Gain access to the right expertise
As with much of life, having access to the right skills and knowledge is vital to success in developing farm sourced RNG. Here’s how consulting engineering firms focused on pipelines, such as HT Engineering, can be your key source of support, know-how, and connections:
Designing the pipeline
Many people new to pipelines may be surprised at how complex pipeline design can get, particularly if the pipeline must cross property lines, roads, railroads, and other utilities. There may be environmentally sensitive areas such as streams and wetlands along the planned pipeline route that require special care.
The measurement, analysis, and control system of a pipeline is highly specialized. The list of equipment to be specified and purchased may be long, and some items have long lead-times.
A consulting engineering firm with this area of expertise can help you develop a design that will meet safety and regulatory requirements as well as being economical to build and operate.
Working with contractors and vendors
As with designing pipelines, pipeline construction is a highly specialized field.
There are myriad things that can go sideways, like when there’s a “strike” on an existing pipeline. One of the primary causes of pipeline failure is third party damage, which often occurs when an excavator bucket hits a utility that is not actually located where it was marked on the map. Schedule delays due to a lack of knowledge of the specifics of procurement and construction are common.
An experienced consulting firm such as HT Engineering can help you build a realistic execution plan that accounts for common contingencies, find the right contractor, and provide construction management services to make sure your work gets done right, on time.
Commissioning and startup

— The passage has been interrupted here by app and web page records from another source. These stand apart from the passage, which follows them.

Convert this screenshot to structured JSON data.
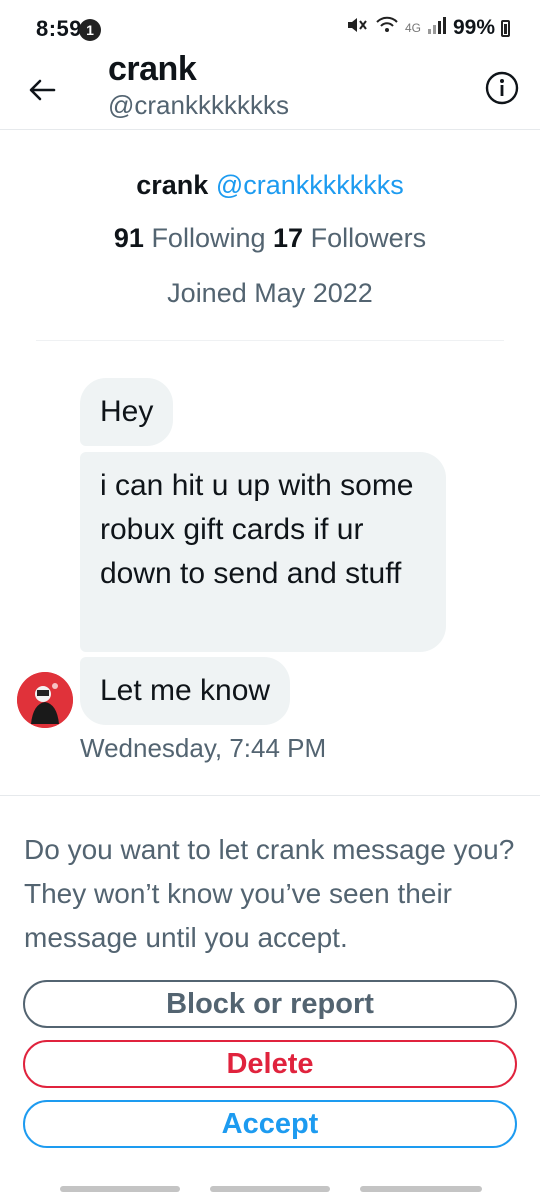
{
  "status_bar": {
    "time": "8:59",
    "notification_count": "1",
    "network": "4G",
    "battery": "99%",
    "icons": [
      "mute-vibrate-icon",
      "wifi-icon",
      "signal-icon",
      "battery-icon"
    ]
  },
  "header": {
    "name": "crank",
    "handle": "@crankkkkkkks",
    "icons": [
      "back-arrow-icon",
      "info-icon"
    ]
  },
  "profile": {
    "name": "crank",
    "handle": "@crankkkkkkks",
    "following_count": "91",
    "following_label": "Following",
    "followers_count": "17",
    "followers_label": "Followers",
    "joined": "Joined May 2022"
  },
  "messages": [
    {
      "text": "Hey"
    },
    {
      "text": "i can hit u up with some robux gift cards if ur down to send and stuff"
    },
    {
      "text": "Let me know"
    }
  ],
  "timestamp": "Wednesday, 7:44 PM",
  "request": {
    "prompt": "Do you want to let crank message you? They won’t know you’ve seen their message until you accept.",
    "block_label": "Block or report",
    "delete_label": "Delete",
    "accept_label": "Accept"
  },
  "colors": {
    "accent": "#1d9bf0",
    "danger": "#e0233d",
    "secondary_text": "#536471",
    "bubble_bg": "#eff3f4"
  }
}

A consulting engineer can help make sure all is in readiness for putting the new line to work – and can be on hand to see that no problems derail your line’s startup.
Ongoing operation and maintenance
Methane is a flammable, explosive, hazardous gas. The main federal regulatory agency for pipelines, the Pipeline and Hazardous Materials Safety Administration (PHMSA), along with state agencies, take steps to make sure lines are operated safely. A consulting engineer familiar with the expectations of PHMSA and other regulatory agencies, can help you develop and implement operating, maintenance, and emergency response plans that will lay a firm foundation for ongoing compliance.
Contact us to learn about transporting your RNG to where it can be sold to market.